Moreover, state, and local government employers may be more constrained in banning public employee travel. Banning travel to affected states or disciplining employees for travel to those states might result in challenges based on Constitutional protections for interstate travel.
Employers must consider a variety of factors and options, including whether to restrict all use of paid time off, restrict all travel, restrict travel only to impacted regions, or whether to permit travel but require any quarantine time be unpaid (absent any entitlement to paid time off an employee may have under applicable leave laws). Similarly, any policy restricting travel should leave room for exceptions under special circumstances. The complexity of these issues, possible claims, and defenses to those claims suggest that employers should consult with counsel before adopting any policies related to the quarantines.
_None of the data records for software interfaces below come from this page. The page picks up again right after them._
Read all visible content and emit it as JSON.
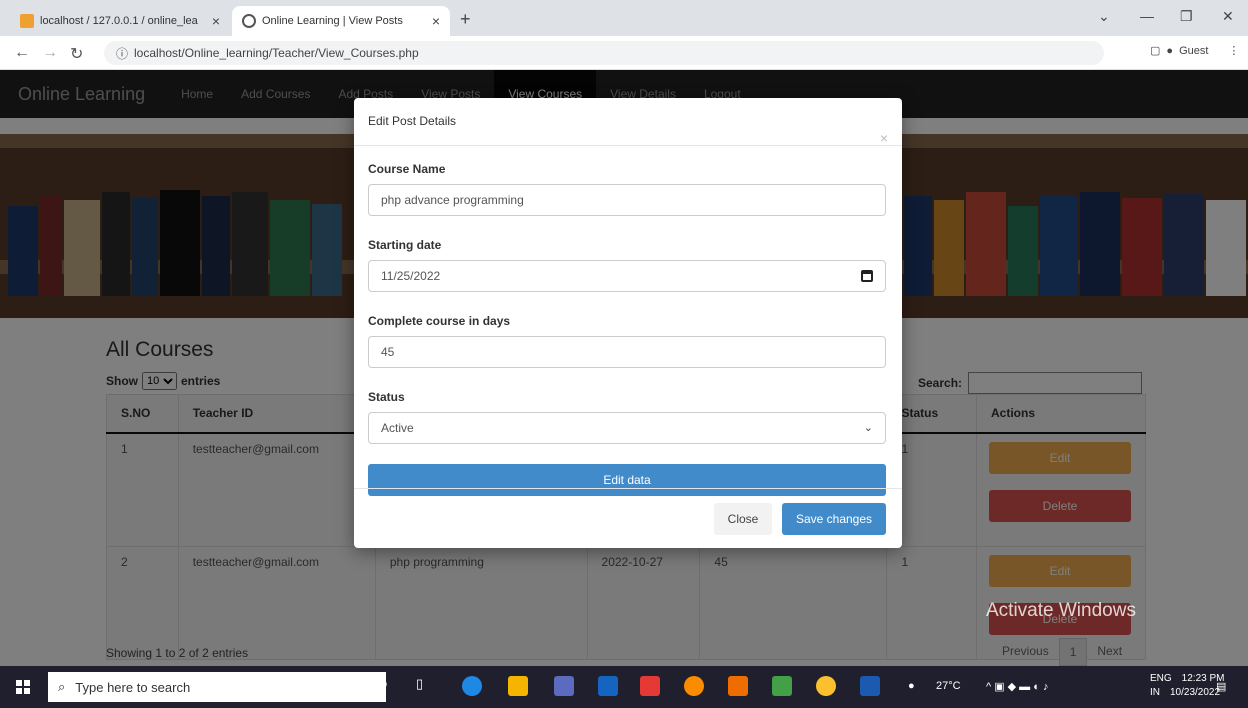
{
  "browser": {
    "tabs": [
      {
        "title": "localhost / 127.0.0.1 / online_lea",
        "active": false
      },
      {
        "title": "Online Learning | View Posts",
        "active": true
      }
    ],
    "url": "localhost/Online_learning/Teacher/View_Courses.php",
    "profile_label": "Guest"
  },
  "site": {
    "brand": "Online Learning",
    "nav": [
      "Home",
      "Add Courses",
      "Add Posts",
      "View Posts",
      "View Courses",
      "View Details",
      "Logout"
    ],
    "active_nav": "View Courses"
  },
  "courses": {
    "heading": "All Courses",
    "show_label": "Show",
    "entries_value": "10",
    "entries_label": "entries",
    "search_label": "Search:",
    "columns": [
      "S.NO",
      "Teacher ID",
      "",
      "",
      "",
      "Status",
      "Actions"
    ],
    "rows": [
      {
        "sno": "1",
        "teacher": "testteacher@gmail.com",
        "c3": "",
        "c4": "",
        "c5": "",
        "status": "1"
      },
      {
        "sno": "2",
        "teacher": "testteacher@gmail.com",
        "c3": "php programming",
        "c4": "2022-10-27",
        "c5": "45",
        "status": "1"
      }
    ],
    "edit_label": "Edit",
    "delete_label": "Delete",
    "showing": "Showing 1 to 2 of 2 entries",
    "pager": {
      "prev": "Previous",
      "page": "1",
      "next": "Next"
    }
  },
  "modal": {
    "title": "Edit Post Details",
    "close_x": "×",
    "fields": {
      "course_name_label": "Course Name",
      "course_name_value": "php advance programming",
      "start_label": "Starting date",
      "start_value": "11/25/2022",
      "days_label": "Complete course in days",
      "days_value": "45",
      "status_label": "Status",
      "status_value": "Active"
    },
    "edit_data_label": "Edit data",
    "close_label": "Close",
    "save_label": "Save changes"
  },
  "watermark": "Activate Windows",
  "taskbar": {
    "search_placeholder": "Type here to search",
    "temperature": "27°C",
    "lang": "ENG",
    "region": "IN",
    "time": "12:23 PM",
    "date": "10/23/2022"
  }
}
Finally, employees may be eligible for paid time off during the Joint Travel Advisory’s 14-day quarantine period if the employer’s emergency and/or paid sick leave policy so provides. Employers should consider whether to amend their internal policies to address, prospectively, the exact scenarios—and resolve uncertainties—addressed in the Joint Travel Advisory and accompanying orders and guidance.
In any event, the Joint Travel Advisory leaves open many questions in addition to those raised above, including 1) Are New York employees eligible for paid time off under New York’s COVID-19 Paid Leave Law if they travel out of the Tristate Area to a state initially deemed “safe,” but due to the rolling average mechanism, subsequently becomes an “impacted state” that requires self-quarantine upon their return? (2) Can employers deny an employee’s travel request based on “business needs?” (3) If an employer has enacted a policy banning non-emergent travel to any affected states, can the employer discipline an employee for violating such a travel ban policy, and if so, what form should discipline take? (4) Does an employer have any obligation to monitor employee compliance, especially in New Jersey where the quarantine is not “mandatory”?
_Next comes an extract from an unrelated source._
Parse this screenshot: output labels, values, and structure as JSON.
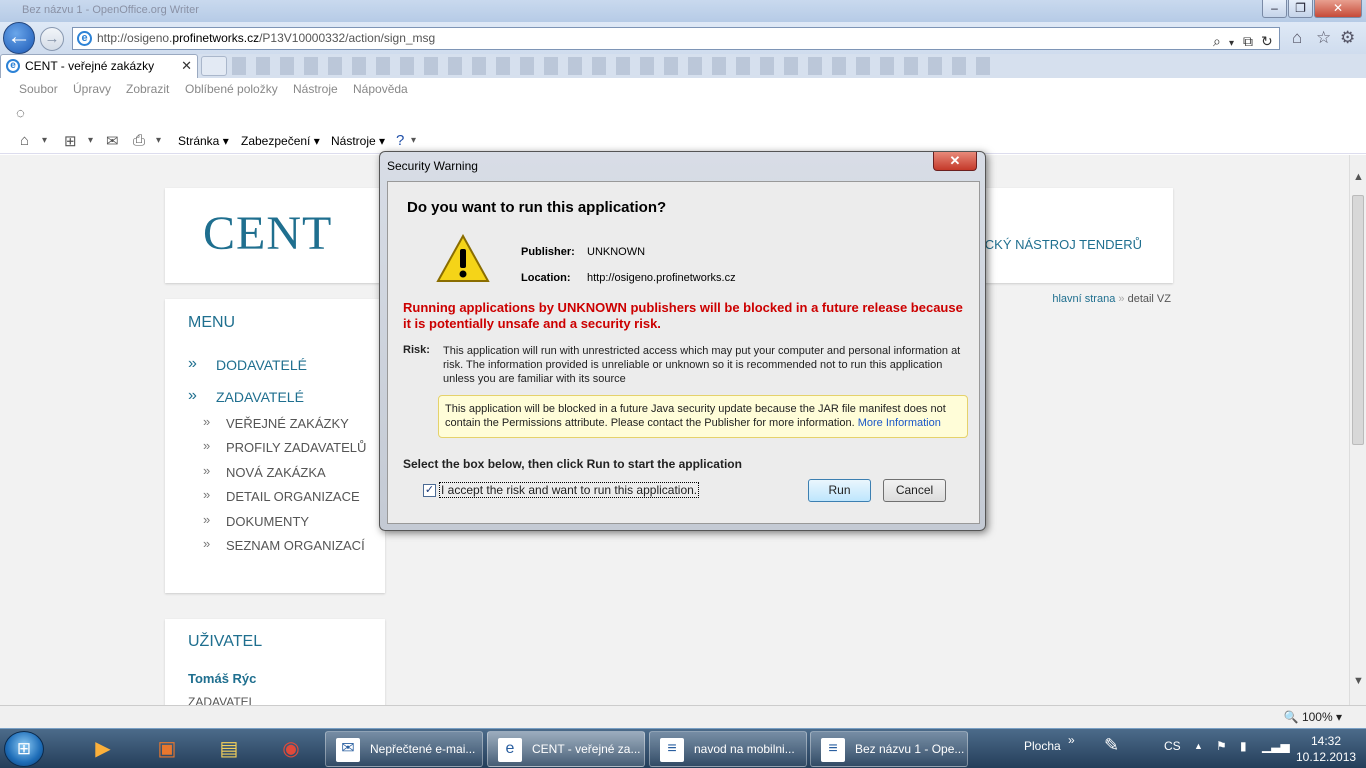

Many other fact-specific questions and issues will likely arise as we continue to move through this pandemic and the list of impacted states potentially changes and grows.
Next Steps for Employers
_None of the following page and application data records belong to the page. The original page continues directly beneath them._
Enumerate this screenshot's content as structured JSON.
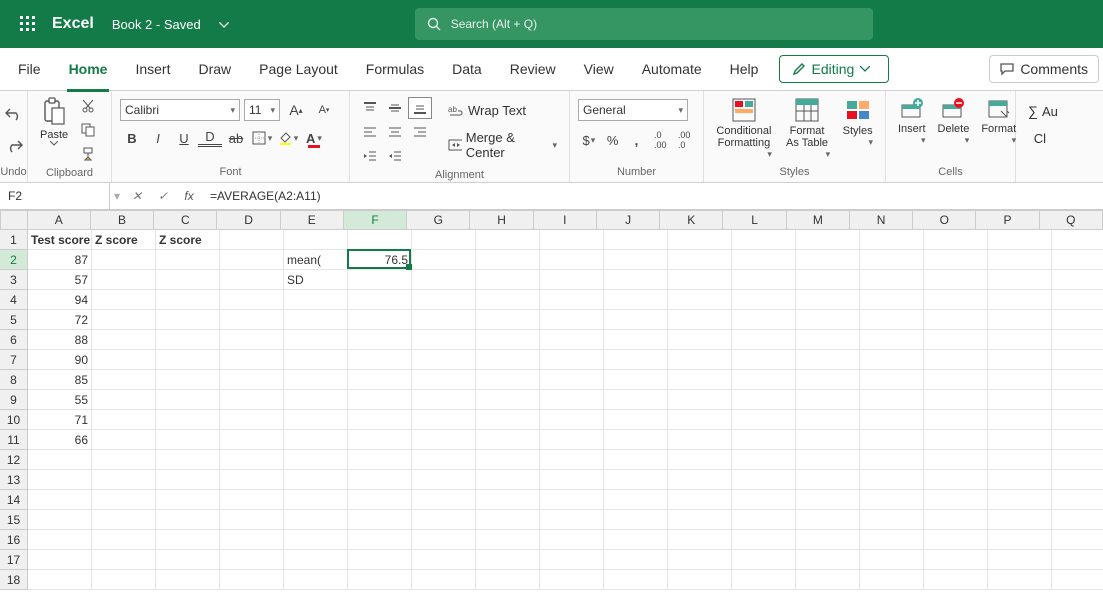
{
  "titlebar": {
    "app_name": "Excel",
    "doc_title": "Book 2  -  Saved"
  },
  "search": {
    "placeholder": "Search (Alt + Q)"
  },
  "menu": {
    "items": [
      "File",
      "Home",
      "Insert",
      "Draw",
      "Page Layout",
      "Formulas",
      "Data",
      "Review",
      "View",
      "Automate",
      "Help"
    ],
    "active": "Home",
    "editing_label": "Editing",
    "comments_label": "Comments"
  },
  "ribbon": {
    "undo_label": "Undo",
    "clipboard": {
      "paste_label": "Paste",
      "group_label": "Clipboard"
    },
    "font": {
      "name": "Calibri",
      "size": "11",
      "group_label": "Font"
    },
    "alignment": {
      "wrap_label": "Wrap Text",
      "merge_label": "Merge & Center",
      "group_label": "Alignment"
    },
    "number": {
      "format": "General",
      "group_label": "Number"
    },
    "styles": {
      "cond_label": "Conditional Formatting",
      "table_label": "Format As Table",
      "styles_label": "Styles",
      "group_label": "Styles"
    },
    "cells": {
      "insert_label": "Insert",
      "delete_label": "Delete",
      "format_label": "Format",
      "group_label": "Cells"
    },
    "editing_extra": {
      "autosum_label": "Au",
      "clear_label": "Cl"
    }
  },
  "formula_bar": {
    "cell_ref": "F2",
    "fx_label": "fx",
    "formula": "=AVERAGE(A2:A11)"
  },
  "chart_data": {
    "type": "table",
    "columns": [
      "",
      "A",
      "B",
      "C",
      "D",
      "E",
      "F",
      "G",
      "H",
      "I",
      "J",
      "K",
      "L",
      "M",
      "N",
      "O",
      "P",
      "Q"
    ],
    "active_column_index": 6,
    "rows": [
      1,
      2,
      3,
      4,
      5,
      6,
      7,
      8,
      9,
      10,
      11,
      12,
      13,
      14,
      15,
      16,
      17,
      18
    ],
    "active_row_index": 2,
    "selection": "F2",
    "cells": {
      "A1": {
        "v": "Test score",
        "type": "text",
        "bold": true
      },
      "B1": {
        "v": "Z score",
        "type": "text",
        "bold": true
      },
      "C1": {
        "v": "Z score",
        "type": "text",
        "bold": true
      },
      "A2": {
        "v": "87",
        "type": "num"
      },
      "A3": {
        "v": "57",
        "type": "num"
      },
      "A4": {
        "v": "94",
        "type": "num"
      },
      "A5": {
        "v": "72",
        "type": "num"
      },
      "A6": {
        "v": "88",
        "type": "num"
      },
      "A7": {
        "v": "90",
        "type": "num"
      },
      "A8": {
        "v": "85",
        "type": "num"
      },
      "A9": {
        "v": "55",
        "type": "num"
      },
      "A10": {
        "v": "71",
        "type": "num"
      },
      "A11": {
        "v": "66",
        "type": "num"
      },
      "E2": {
        "v": "mean(",
        "type": "text"
      },
      "E3": {
        "v": "SD",
        "type": "text"
      },
      "F2": {
        "v": "76.5",
        "type": "num"
      }
    }
  }
}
Because the COVID-19 situation is dynamic, with new governmental measures each day, employers should consult with counsel for the latest developments and updated guidance on this topic and before adopting any policy that purports to restrict employees’ travel.
1 See New York Executive Order No. 205, issued by Governor Andrew M. Cuomo on June 24, 2020.
2 See Connecticut’s Executive Order No. 7BBB, issued by Governor Ned Lamont on June 24, 2020.
3 See Connecticut FAQ’s at https://portal.ct.gov/Coronavirus/Covid-19-Knowledge-Base/Travel-In-or-Out-of-CT.
4 New Jersey has posted guidance on its COVID-19 Information Hub, with no apparent penalties for violating the Joint Quarantine Order. See also Matt Arco, N.J. 14-day coronavirus travel quarantine is voluntary, not required. ‘Do the right thing,’ Murphy says, NJ.com (updated June 25, 2020); State of New Jersey, News Advisory, Governor Murphy, Governor Cuomo and Governor Lamont Announce Joint Incoming Travel Advisory That All Individuals Traveling From States With Significant Community Spread of COVID-19 Quarantine For 14 Days, June 24, 2020.